|This pair of derailleurs are very similar, except ...|
the one on the left has a short cage, and the one on the right has a long cage.
|Rear view of the same pair of basic derailleurs.|
Short cage on the left, long cage on the right
It is easy to see why a manufacturer, such as Shimano, makes different "grades" of derailleur, from the basic models shown above up to the Dura-Ace models used in racing.
The "basic" models tend to be heavier, and the bearings are cheaper. For Shimano products, you find them stamped with their country of manufacture, and the lower-end models ain't stamped "Japan".
Sometimes a model a couple down from the top is the best value, as it has decent build quality and bearings, while the top models can actually be less strong because there is more of an emphasis on weight reduction.
Bottom end derailleurs contain steel and moulded plastic. Top-end derailleurs contain (in the case of Campagnolo, at least) aluminium alloy and carbon fibre.
By why have different lengths in the same "grade" (like the pair shown above?)
well, think about the types of bikes there are:
a) some bikes have a limited gear range (like a 14-24 gear set), and one or two chainwheels at the front.
Say the front is a 50/34 pair (not uncommon). So if you add up the difference in the rear cogs (24-14 = 10) and the difference in the chainwheels (50-34 = 16), you get the "range" of the gearing (26 in this case - it is 10-16) Remember that the derailleur spring has to take up the slack so that the chain is not slopping about whether the chain is on the small cogs or the big ones at the back and front. Small/small will give maximum chain slack (34 and 14 in this case), while big/big will keep the chain tightest (50 and 24 in this case).
Bikes with limited gear ranges have the "short" type of derailleur.
|Left column : A typical low-end derailleur with a short cage (a Tourney model) with a "range" of just 28 teeth capacity,|
and it is designed for a 14t "top"/high gear. Even with a 14-28 at the back, this couldn't handle a 50/34 up front (limit on the front is just 13 teeth)
Right column: the "medium£ cage variant of the same model derailleur has a range of 34, but is still only designed for a 14-28 set of rear gears.. At least it would work with most front "double" rings!

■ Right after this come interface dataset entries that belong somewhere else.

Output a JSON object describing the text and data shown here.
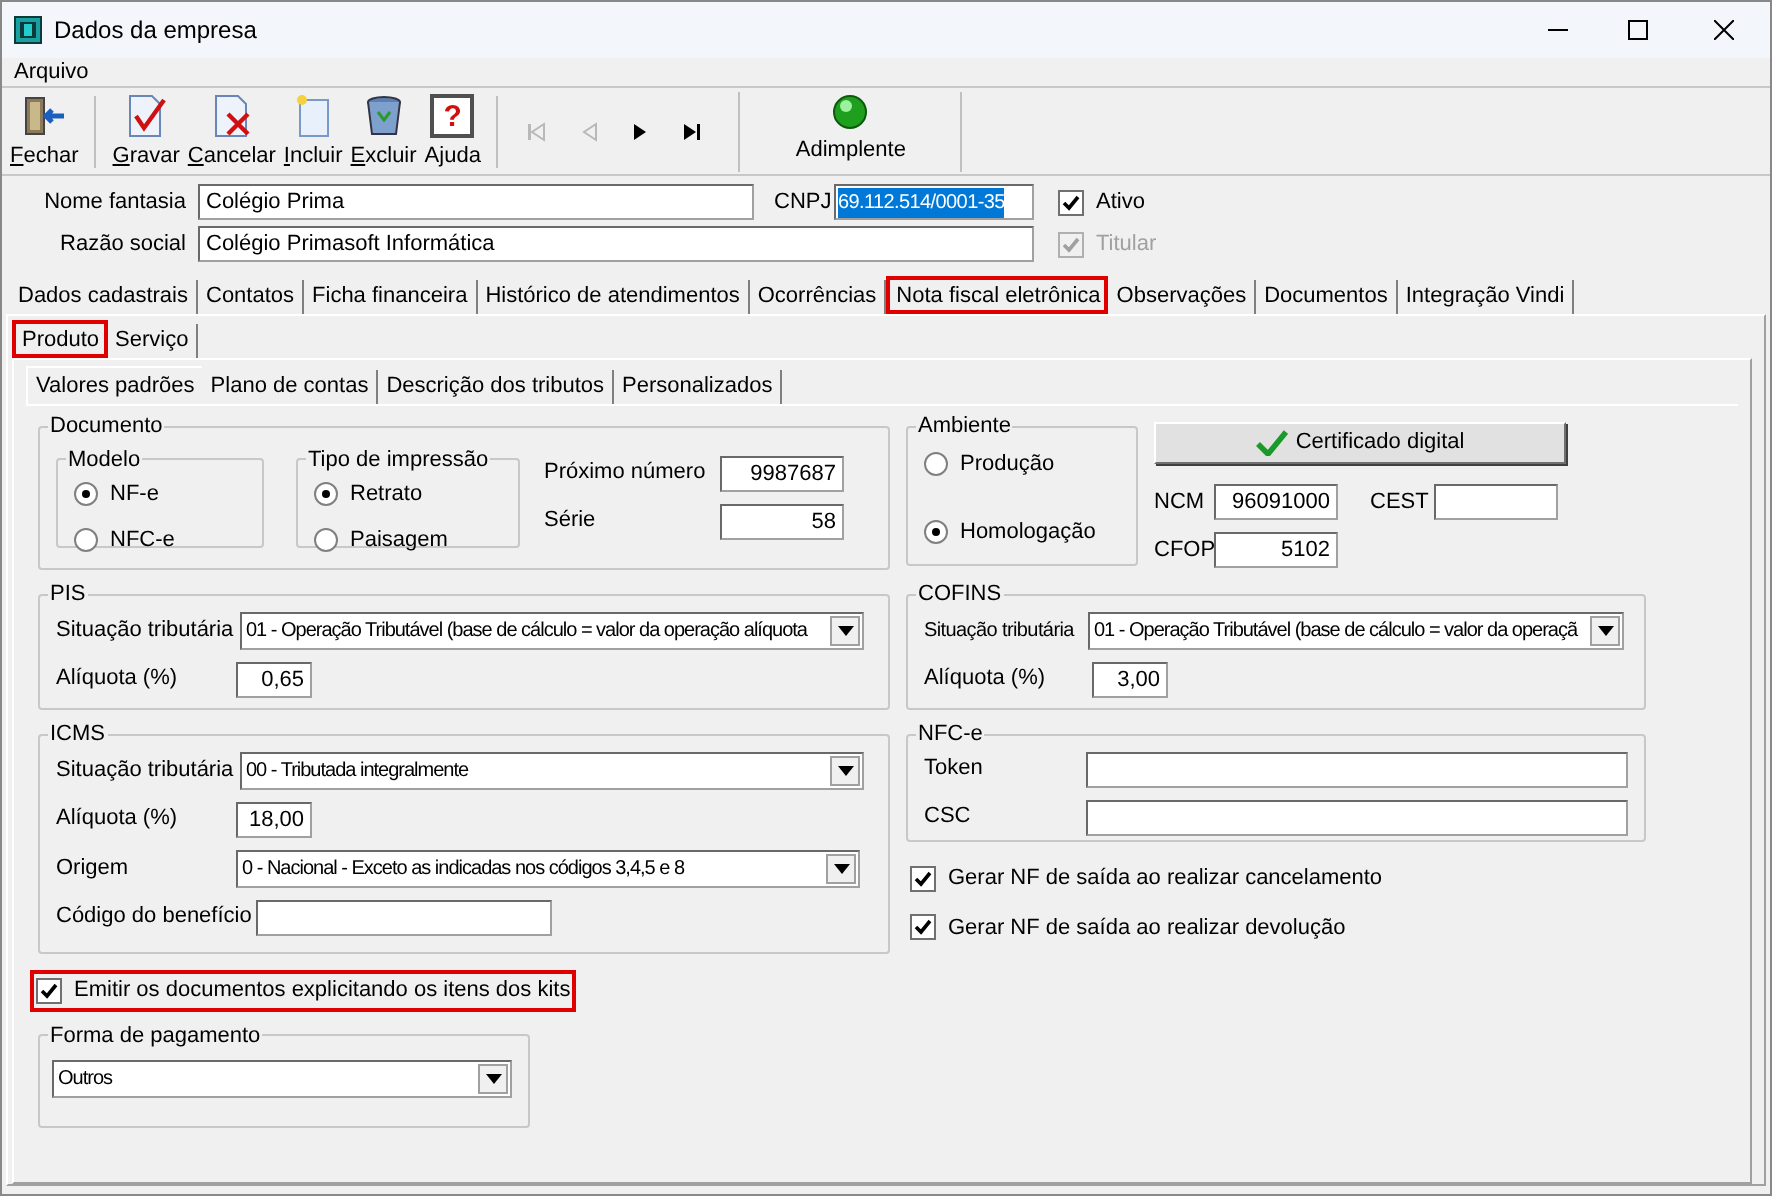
{
  "window": {
    "title": "Dados da empresa"
  },
  "menu": [
    {
      "label": "Arquivo"
    }
  ],
  "toolbar": [
    {
      "label": "Fechar",
      "kind": "close",
      "underline_first": true
    },
    {
      "label": "Gravar",
      "kind": "save",
      "underline_first": true
    },
    {
      "label": "Cancelar",
      "kind": "cancel",
      "underline_first": true
    },
    {
      "label": "Incluir",
      "kind": "new",
      "underline_first": true
    },
    {
      "label": "Excluir",
      "kind": "delete",
      "underline_first": true
    },
    {
      "label": "Ajuda",
      "kind": "help",
      "underline_first": false,
      "glyph": "?"
    }
  ],
  "navigation": [
    {
      "kind": "first",
      "disabled": true
    },
    {
      "kind": "prev",
      "disabled": true
    },
    {
      "kind": "next",
      "disabled": false
    },
    {
      "kind": "last",
      "disabled": false
    }
  ],
  "status": {
    "label": "Adimplente"
  },
  "company": {
    "nome_fantasia": {
      "label": "Nome fantasia",
      "value": "Colégio Prima"
    },
    "cnpj": {
      "label": "CNPJ",
      "value": "69.112.514/0001-35",
      "text_selected": true
    },
    "razao_social": {
      "label": "Razão social",
      "value": "Colégio Primasoft Informática"
    },
    "ativo": {
      "label": "Ativo",
      "checked": true,
      "disabled": false
    },
    "titular": {
      "label": "Titular",
      "checked": true,
      "disabled": true
    }
  },
  "main_tabs": [
    {
      "label": "Dados cadastrais",
      "selected": false,
      "highlighted": false
    },
    {
      "label": "Contatos",
      "selected": false,
      "highlighted": false
    },
    {
      "label": "Ficha financeira",
      "selected": false,
      "highlighted": false
    },
    {
      "label": "Histórico de atendimentos",
      "selected": false,
      "highlighted": false
    },
    {
      "label": "Ocorrências",
      "selected": false,
      "highlighted": false
    },
    {
      "label": "Nota fiscal eletrônica",
      "selected": true,
      "highlighted": true
    },
    {
      "label": "Observações",
      "selected": false,
      "highlighted": false
    },
    {
      "label": "Documentos",
      "selected": false,
      "highlighted": false
    },
    {
      "label": "Integração Vindi",
      "selected": false,
      "highlighted": false
    }
  ],
  "sub_tabs": [
    {
      "label": "Produto",
      "selected": true,
      "highlighted": true
    },
    {
      "label": "Serviço",
      "selected": false,
      "highlighted": false
    }
  ],
  "inner_tabs": [
    {
      "label": "Valores padrões",
      "selected": true,
      "highlighted": false
    },
    {
      "label": "Plano de contas",
      "selected": false,
      "highlighted": false
    },
    {
      "label": "Descrição dos tributos",
      "selected": false,
      "highlighted": false
    },
    {
      "label": "Personalizados",
      "selected": false,
      "highlighted": false
    }
  ],
  "documento": {
    "title": "Documento",
    "modelo": {
      "title": "Modelo",
      "options": [
        {
          "label": "NF-e",
          "selected": true
        },
        {
          "label": "NFC-e",
          "selected": false
        }
      ]
    },
    "tipo_impressao": {
      "title": "Tipo de impressão",
      "options": [
        {
          "label": "Retrato",
          "selected": true
        },
        {
          "label": "Paisagem",
          "selected": false
        }
      ]
    },
    "proximo_numero": {
      "label": "Próximo número",
      "value": "9987687"
    },
    "serie": {
      "label": "Série",
      "value": "58"
    }
  },
  "ambiente": {
    "title": "Ambiente",
    "options": [
      {
        "label": "Produção",
        "selected": false
      },
      {
        "label": "Homologação",
        "selected": true
      }
    ]
  },
  "certificado_button": {
    "label": "Certificado digital"
  },
  "ncm": {
    "label": "NCM",
    "value": "96091000"
  },
  "cest": {
    "label": "CEST"
  },
  "cfop": {
    "label": "CFOP",
    "value": "5102"
  },
  "pis": {
    "title": "PIS",
    "situacao": {
      "label": "Situação tributária",
      "value": "01 - Operação Tributável (base de cálculo = valor da operação alíquota"
    },
    "aliquota": {
      "label": "Alíquota (%)",
      "value": "0,65"
    }
  },
  "cofins": {
    "title": "COFINS",
    "situacao": {
      "label": "Situação tributária",
      "value": "01 - Operação Tributável (base de cálculo = valor da operaçã"
    },
    "aliquota": {
      "label": "Alíquota (%)",
      "value": "3,00"
    }
  },
  "icms": {
    "title": "ICMS",
    "situacao": {
      "label": "Situação tributária",
      "value": "00 - Tributada integralmente"
    },
    "aliquota": {
      "label": "Alíquota (%)",
      "value": "18,00"
    },
    "origem": {
      "label": "Origem",
      "value": "0 - Nacional - Exceto as indicadas nos códigos 3,4,5 e 8"
    },
    "codigo_beneficio": {
      "label": "Código do benefício"
    }
  },
  "nfce": {
    "title": "NFC-e",
    "token": {
      "label": "Token"
    },
    "csc": {
      "label": "CSC"
    }
  },
  "options": [
    {
      "label": "Gerar NF de saída ao realizar cancelamento",
      "checked": true
    },
    {
      "label": "Gerar NF de saída ao realizar devolução",
      "checked": true
    }
  ],
  "emitir_kits": {
    "label": "Emitir os documentos explicitando os itens dos kits",
    "checked": true,
    "highlighted": true
  },
  "forma_pagamento": {
    "title": "Forma de pagamento",
    "value": "Outros"
  }
}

Both are useless with an 11-32 rear cassette.
Pic is a screenshot from Shimano's technical pages
|That;s a bit more like it. This one is a Tourney SGS (long cage) derailleur. This one will handle an 11-32 alright, but isn't designed for the 22t difference I have at the front (well, I could get away with it, but shifting is likely to be slower and less reliable)|

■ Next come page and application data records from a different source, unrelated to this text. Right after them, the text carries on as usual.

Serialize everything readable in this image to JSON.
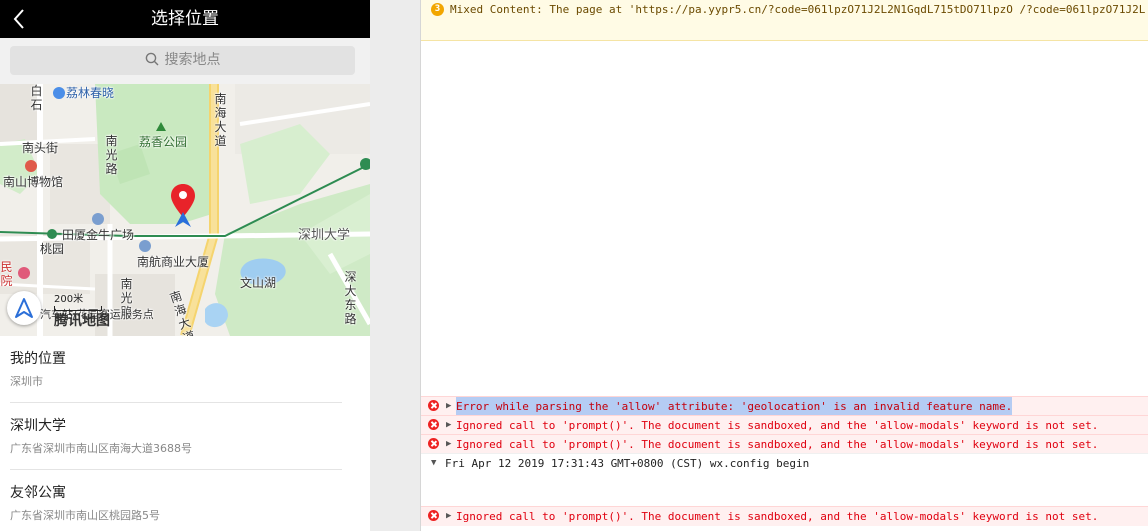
{
  "nav": {
    "title": "选择位置"
  },
  "search": {
    "placeholder": "搜索地点"
  },
  "map": {
    "labels": {
      "litchi_spring": "荔林春晓",
      "litchi_park": "荔香公园",
      "nanhai_road_top": "南海大道",
      "nanguang_road": "南光路",
      "nantou_street": "南头街",
      "nanshan_museum": "南山博物馆",
      "taoyuan": "桃园",
      "tianxia_plaza": "田厦金牛广场",
      "nanhang_building": "南航商业大厦",
      "shenzhen_univ": "深圳大学",
      "wenshan_lake": "文山湖",
      "shenda_east": "深大东路",
      "nanguang_road2": "南光路",
      "nanhai_road_bottom": "南海大道",
      "min_yuan": "民院",
      "baishi": "白石",
      "bottom_road": "汽车站/花园客运服务点"
    },
    "scale": "200米",
    "brand": "腾讯地图"
  },
  "places": [
    {
      "name": "我的位置",
      "address": "深圳市"
    },
    {
      "name": "深圳大学",
      "address": "广东省深圳市南山区南海大道3688号"
    },
    {
      "name": "友邻公寓",
      "address": "广东省深圳市南山区桃园路5号"
    }
  ],
  "console": {
    "warning_count": "3",
    "warning_text": "Mixed Content: The page at 'https://pa.yypr5.cn/?code=061lpzO71J2L2N1GqdL715tDO71lpzO /?code=061lpzO71J2L",
    "messages": [
      {
        "type": "error",
        "text": "Error while parsing the 'allow' attribute: 'geolocation' is an invalid feature name."
      },
      {
        "type": "error",
        "text": "Ignored call to 'prompt()'. The document is sandboxed, and the 'allow-modals' keyword is not set."
      },
      {
        "type": "error",
        "text": "Ignored call to 'prompt()'. The document is sandboxed, and the 'allow-modals' keyword is not set."
      },
      {
        "type": "log",
        "text": "Fri Apr 12 2019 17:31:43 GMT+0800 (CST) wx.config begin"
      },
      {
        "type": "error",
        "text": "Ignored call to 'prompt()'. The document is sandboxed, and the 'allow-modals' keyword is not set."
      }
    ]
  },
  "colors": {
    "nav_bg": "#000000",
    "error_text": "#e0000f",
    "error_bg": "#fff0f0",
    "warning_badge": "#f2a600",
    "pin": "#e8232a"
  }
}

Most triple chainsets come in sizes like 42/34/24 or 48/38/28, or even 50/40/30, so this would be fine.
Note that range (total capacity on the spec sheets) is 43t for the long cage, 20t for the medium cage, and 13t for the short cage models.
Again, this is screenshot from Shimano's technical info.
b) take a bike like mine. I have an 11-32 on the back, and a 48/34/26 triple on the front. What's the "range" the derailleur spring has to work with?
well it is 21 at the back, and 22 at the front, giving a total of 43.
That is VERY different from the range of 26 we found in our first example.
"Long" derailleurs are simply better at taking up the slack than short derailleurs.
Why have any short derailleurs then, since long derailleurs are so good?
a) length: short derailleurs are less likely to hit things on a trail, and in my case the long derailleur hits the bike rack at work, so I need to park my bike "front first".
b) weight: because they have shorter cages, it is easy to see why short derailleurs weigh less! The cage simply has less material in it
If you want a list of derailleur weights, then you could try WeightWeenies that covers most models.
In order of spec, I have 3 long cage deraileurs in working order (although one needs a clean):
Altus (cheapest), weight = 313g (I weighed it!)
Alivio M410 = 312g (from WeightWeenies)
Deore M591 (dearest) = 291g (I weighed it).
The reason I didn't weigh the M410 is that it is in an oily bag, and would need a serious clean up, otherwise I would just be weighing the oil!
The closeness in weight between the Altus and the Alivio model may be due to the Altus being a later model, and featuring more plastic. Plastic can be strong enough for some parts of a derailleur, and can bring the weight down.
(I was surprised to find that a sealed Bottom Bracket unit with a pair of plastic cups that came from a very modestly priced bike actually weighed a touch less that the much higher-spec aluminium, with two ally cups, model I compared it too!)
So a "road bike" would normally have a shorter derailleur, because it weighs less, and if you pay big money for a light bike, you don't want any weight you don't need (like the extra cage length)
Bikes with triple chainwheels are likely to have a "long" derailleur, because of the wider range of their gearing.
Of course, there will always be exceptions, and in some ranges, more than two lengths exist - there can be a third, medium, length as well, combining some of the advantages of each, but having some of the penalties of each, too. Less range than a "long", more weight than a "short".